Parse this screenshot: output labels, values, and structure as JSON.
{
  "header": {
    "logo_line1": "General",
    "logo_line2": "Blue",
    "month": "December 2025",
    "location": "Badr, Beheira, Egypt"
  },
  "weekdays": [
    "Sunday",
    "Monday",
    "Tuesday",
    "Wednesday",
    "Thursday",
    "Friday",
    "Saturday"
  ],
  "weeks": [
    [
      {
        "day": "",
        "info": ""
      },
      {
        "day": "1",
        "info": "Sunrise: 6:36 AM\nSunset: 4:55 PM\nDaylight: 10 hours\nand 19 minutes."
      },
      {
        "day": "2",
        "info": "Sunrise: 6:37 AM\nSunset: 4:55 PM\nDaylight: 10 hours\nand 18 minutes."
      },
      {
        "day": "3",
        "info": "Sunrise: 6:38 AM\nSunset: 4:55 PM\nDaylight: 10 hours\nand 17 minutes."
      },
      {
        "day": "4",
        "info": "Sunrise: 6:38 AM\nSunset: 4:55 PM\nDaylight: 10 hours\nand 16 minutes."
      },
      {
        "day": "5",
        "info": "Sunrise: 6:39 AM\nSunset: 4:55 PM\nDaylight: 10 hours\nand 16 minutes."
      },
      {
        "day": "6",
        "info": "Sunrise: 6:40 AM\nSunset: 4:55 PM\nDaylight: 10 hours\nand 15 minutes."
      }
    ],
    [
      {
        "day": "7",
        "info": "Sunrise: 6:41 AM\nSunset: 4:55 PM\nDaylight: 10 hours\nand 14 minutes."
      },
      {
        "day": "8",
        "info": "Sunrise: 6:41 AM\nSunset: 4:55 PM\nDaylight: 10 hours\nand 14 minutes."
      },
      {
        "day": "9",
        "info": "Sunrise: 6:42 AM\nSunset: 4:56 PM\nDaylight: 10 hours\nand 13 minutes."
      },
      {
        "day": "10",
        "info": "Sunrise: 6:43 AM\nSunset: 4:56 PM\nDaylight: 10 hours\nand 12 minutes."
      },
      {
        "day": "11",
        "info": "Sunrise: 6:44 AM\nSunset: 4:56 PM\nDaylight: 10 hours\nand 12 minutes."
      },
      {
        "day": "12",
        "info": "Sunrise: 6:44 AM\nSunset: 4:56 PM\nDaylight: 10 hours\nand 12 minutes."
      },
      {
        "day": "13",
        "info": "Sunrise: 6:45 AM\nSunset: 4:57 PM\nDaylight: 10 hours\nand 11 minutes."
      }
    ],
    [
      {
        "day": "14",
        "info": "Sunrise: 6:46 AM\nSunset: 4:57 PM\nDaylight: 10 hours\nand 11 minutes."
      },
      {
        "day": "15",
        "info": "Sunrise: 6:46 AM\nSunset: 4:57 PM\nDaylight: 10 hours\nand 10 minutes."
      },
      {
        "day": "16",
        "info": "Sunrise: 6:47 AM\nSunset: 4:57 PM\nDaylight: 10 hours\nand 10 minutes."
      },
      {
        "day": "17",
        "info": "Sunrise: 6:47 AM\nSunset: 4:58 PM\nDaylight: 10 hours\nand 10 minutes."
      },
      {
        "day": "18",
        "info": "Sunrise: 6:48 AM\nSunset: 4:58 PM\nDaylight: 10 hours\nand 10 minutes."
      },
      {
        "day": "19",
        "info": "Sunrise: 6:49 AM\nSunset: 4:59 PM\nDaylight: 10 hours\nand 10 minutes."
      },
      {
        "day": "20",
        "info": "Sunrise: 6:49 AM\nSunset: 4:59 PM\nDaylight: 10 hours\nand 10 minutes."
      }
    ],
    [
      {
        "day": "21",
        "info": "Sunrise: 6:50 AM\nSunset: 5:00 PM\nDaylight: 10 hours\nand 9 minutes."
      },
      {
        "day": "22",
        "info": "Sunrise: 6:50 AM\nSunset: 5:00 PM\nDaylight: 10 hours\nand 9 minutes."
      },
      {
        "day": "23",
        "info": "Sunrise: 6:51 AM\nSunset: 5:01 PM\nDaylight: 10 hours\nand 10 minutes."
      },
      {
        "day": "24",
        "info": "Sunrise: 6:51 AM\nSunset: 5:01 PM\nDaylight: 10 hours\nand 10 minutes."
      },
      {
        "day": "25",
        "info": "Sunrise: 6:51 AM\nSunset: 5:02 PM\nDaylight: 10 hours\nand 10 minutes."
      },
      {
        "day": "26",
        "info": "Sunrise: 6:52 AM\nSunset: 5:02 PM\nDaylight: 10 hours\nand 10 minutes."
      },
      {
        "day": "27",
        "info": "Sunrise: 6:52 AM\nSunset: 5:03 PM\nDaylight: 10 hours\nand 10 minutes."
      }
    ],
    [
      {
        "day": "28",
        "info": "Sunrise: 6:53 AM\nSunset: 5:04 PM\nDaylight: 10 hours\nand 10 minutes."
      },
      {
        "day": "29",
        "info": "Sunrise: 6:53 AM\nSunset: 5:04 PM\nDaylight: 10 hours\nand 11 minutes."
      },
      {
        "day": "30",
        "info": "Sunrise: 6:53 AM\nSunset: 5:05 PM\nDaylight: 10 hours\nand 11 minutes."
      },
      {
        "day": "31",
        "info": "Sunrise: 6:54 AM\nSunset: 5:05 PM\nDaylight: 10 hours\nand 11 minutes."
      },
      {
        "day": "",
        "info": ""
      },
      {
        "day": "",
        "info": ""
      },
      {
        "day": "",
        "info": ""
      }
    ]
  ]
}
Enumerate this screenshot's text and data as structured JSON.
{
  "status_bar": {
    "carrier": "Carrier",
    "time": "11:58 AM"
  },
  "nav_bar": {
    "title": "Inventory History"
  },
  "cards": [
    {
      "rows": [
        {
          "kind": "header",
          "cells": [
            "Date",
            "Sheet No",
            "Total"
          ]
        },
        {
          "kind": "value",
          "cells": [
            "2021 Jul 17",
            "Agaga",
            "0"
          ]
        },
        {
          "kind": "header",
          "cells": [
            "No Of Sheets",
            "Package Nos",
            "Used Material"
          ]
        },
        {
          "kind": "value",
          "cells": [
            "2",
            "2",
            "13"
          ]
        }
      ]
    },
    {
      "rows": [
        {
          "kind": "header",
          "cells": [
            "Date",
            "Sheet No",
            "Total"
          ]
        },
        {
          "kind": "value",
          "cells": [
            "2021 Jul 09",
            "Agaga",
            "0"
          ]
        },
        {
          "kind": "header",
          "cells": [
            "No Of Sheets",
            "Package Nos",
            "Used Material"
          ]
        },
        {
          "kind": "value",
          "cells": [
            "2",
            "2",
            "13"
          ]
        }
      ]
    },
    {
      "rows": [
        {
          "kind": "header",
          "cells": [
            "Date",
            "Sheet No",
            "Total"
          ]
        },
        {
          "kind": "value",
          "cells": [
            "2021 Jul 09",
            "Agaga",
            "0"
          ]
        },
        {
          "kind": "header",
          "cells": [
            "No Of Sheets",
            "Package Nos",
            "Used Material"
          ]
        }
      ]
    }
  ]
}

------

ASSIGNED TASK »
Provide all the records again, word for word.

TASK ANSWER »
Parse this screenshot: output labels, values, and structure as JSON.
{
  "header": {
    "logo_line1": "General",
    "logo_line2": "Blue",
    "month": "December 2025",
    "location": "Badr, Beheira, Egypt"
  },
  "weekdays": [
    "Sunday",
    "Monday",
    "Tuesday",
    "Wednesday",
    "Thursday",
    "Friday",
    "Saturday"
  ],
  "weeks": [
    [
      {
        "day": "",
        "info": ""
      },
      {
        "day": "1",
        "info": "Sunrise: 6:36 AM\nSunset: 4:55 PM\nDaylight: 10 hours\nand 19 minutes."
      },
      {
        "day": "2",
        "info": "Sunrise: 6:37 AM\nSunset: 4:55 PM\nDaylight: 10 hours\nand 18 minutes."
      },
      {
        "day": "3",
        "info": "Sunrise: 6:38 AM\nSunset: 4:55 PM\nDaylight: 10 hours\nand 17 minutes."
      },
      {
        "day": "4",
        "info": "Sunrise: 6:38 AM\nSunset: 4:55 PM\nDaylight: 10 hours\nand 16 minutes."
      },
      {
        "day": "5",
        "info": "Sunrise: 6:39 AM\nSunset: 4:55 PM\nDaylight: 10 hours\nand 16 minutes."
      },
      {
        "day": "6",
        "info": "Sunrise: 6:40 AM\nSunset: 4:55 PM\nDaylight: 10 hours\nand 15 minutes."
      }
    ],
    [
      {
        "day": "7",
        "info": "Sunrise: 6:41 AM\nSunset: 4:55 PM\nDaylight: 10 hours\nand 14 minutes."
      },
      {
        "day": "8",
        "info": "Sunrise: 6:41 AM\nSunset: 4:55 PM\nDaylight: 10 hours\nand 14 minutes."
      },
      {
        "day": "9",
        "info": "Sunrise: 6:42 AM\nSunset: 4:56 PM\nDaylight: 10 hours\nand 13 minutes."
      },
      {
        "day": "10",
        "info": "Sunrise: 6:43 AM\nSunset: 4:56 PM\nDaylight: 10 hours\nand 12 minutes."
      },
      {
        "day": "11",
        "info": "Sunrise: 6:44 AM\nSunset: 4:56 PM\nDaylight: 10 hours\nand 12 minutes."
      },
      {
        "day": "12",
        "info": "Sunrise: 6:44 AM\nSunset: 4:56 PM\nDaylight: 10 hours\nand 12 minutes."
      },
      {
        "day": "13",
        "info": "Sunrise: 6:45 AM\nSunset: 4:57 PM\nDaylight: 10 hours\nand 11 minutes."
      }
    ],
    [
      {
        "day": "14",
        "info": "Sunrise: 6:46 AM\nSunset: 4:57 PM\nDaylight: 10 hours\nand 11 minutes."
      },
      {
        "day": "15",
        "info": "Sunrise: 6:46 AM\nSunset: 4:57 PM\nDaylight: 10 hours\nand 10 minutes."
      },
      {
        "day": "16",
        "info": "Sunrise: 6:47 AM\nSunset: 4:57 PM\nDaylight: 10 hours\nand 10 minutes."
      },
      {
        "day": "17",
        "info": "Sunrise: 6:47 AM\nSunset: 4:58 PM\nDaylight: 10 hours\nand 10 minutes."
      },
      {
        "day": "18",
        "info": "Sunrise: 6:48 AM\nSunset: 4:58 PM\nDaylight: 10 hours\nand 10 minutes."
      },
      {
        "day": "19",
        "info": "Sunrise: 6:49 AM\nSunset: 4:59 PM\nDaylight: 10 hours\nand 10 minutes."
      },
      {
        "day": "20",
        "info": "Sunrise: 6:49 AM\nSunset: 4:59 PM\nDaylight: 10 hours\nand 10 minutes."
      }
    ],
    [
      {
        "day": "21",
        "info": "Sunrise: 6:50 AM\nSunset: 5:00 PM\nDaylight: 10 hours\nand 9 minutes."
      },
      {
        "day": "22",
        "info": "Sunrise: 6:50 AM\nSunset: 5:00 PM\nDaylight: 10 hours\nand 9 minutes."
      },
      {
        "day": "23",
        "info": "Sunrise: 6:51 AM\nSunset: 5:01 PM\nDaylight: 10 hours\nand 10 minutes."
      },
      {
        "day": "24",
        "info": "Sunrise: 6:51 AM\nSunset: 5:01 PM\nDaylight: 10 hours\nand 10 minutes."
      },
      {
        "day": "25",
        "info": "Sunrise: 6:51 AM\nSunset: 5:02 PM\nDaylight: 10 hours\nand 10 minutes."
      },
      {
        "day": "26",
        "info": "Sunrise: 6:52 AM\nSunset: 5:02 PM\nDaylight: 10 hours\nand 10 minutes."
      },
      {
        "day": "27",
        "info": "Sunrise: 6:52 AM\nSunset: 5:03 PM\nDaylight: 10 hours\nand 10 minutes."
      }
    ],
    [
      {
        "day": "28",
        "info": "Sunrise: 6:53 AM\nSunset: 5:04 PM\nDaylight: 10 hours\nand 10 minutes."
      },
      {
        "day": "29",
        "info": "Sunrise: 6:53 AM\nSunset: 5:04 PM\nDaylight: 10 hours\nand 11 minutes."
      },
      {
        "day": "30",
        "info": "Sunrise: 6:53 AM\nSunset: 5:05 PM\nDaylight: 10 hours\nand 11 minutes."
      },
      {
        "day": "31",
        "info": "Sunrise: 6:54 AM\nSunset: 5:05 PM\nDaylight: 10 hours\nand 11 minutes."
      },
      {
        "day": "",
        "info": ""
      },
      {
        "day": "",
        "info": ""
      },
      {
        "day": "",
        "info": ""
      }
    ]
  ]
}
Enumerate this screenshot's text and data as structured JSON.
{
  "status_bar": {
    "carrier": "Carrier",
    "time": "11:58 AM"
  },
  "nav_bar": {
    "title": "Inventory History"
  },
  "cards": [
    {
      "rows": [
        {
          "kind": "header",
          "cells": [
            "Date",
            "Sheet No",
            "Total"
          ]
        },
        {
          "kind": "value",
          "cells": [
            "2021 Jul 17",
            "Agaga",
            "0"
          ]
        },
        {
          "kind": "header",
          "cells": [
            "No Of Sheets",
            "Package Nos",
            "Used Material"
          ]
        },
        {
          "kind": "value",
          "cells": [
            "2",
            "2",
            "13"
          ]
        }
      ]
    },
    {
      "rows": [
        {
          "kind": "header",
          "cells": [
            "Date",
            "Sheet No",
            "Total"
          ]
        },
        {
          "kind": "value",
          "cells": [
            "2021 Jul 09",
            "Agaga",
            "0"
          ]
        },
        {
          "kind": "header",
          "cells": [
            "No Of Sheets",
            "Package Nos",
            "Used Material"
          ]
        },
        {
          "kind": "value",
          "cells": [
            "2",
            "2",
            "13"
          ]
        }
      ]
    },
    {
      "rows": [
        {
          "kind": "header",
          "cells": [
            "Date",
            "Sheet No",
            "Total"
          ]
        },
        {
          "kind": "value",
          "cells": [
            "2021 Jul 09",
            "Agaga",
            "0"
          ]
        },
        {
          "kind": "header",
          "cells": [
            "No Of Sheets",
            "Package Nos",
            "Used Material"
          ]
        }
      ]
    }
  ]
}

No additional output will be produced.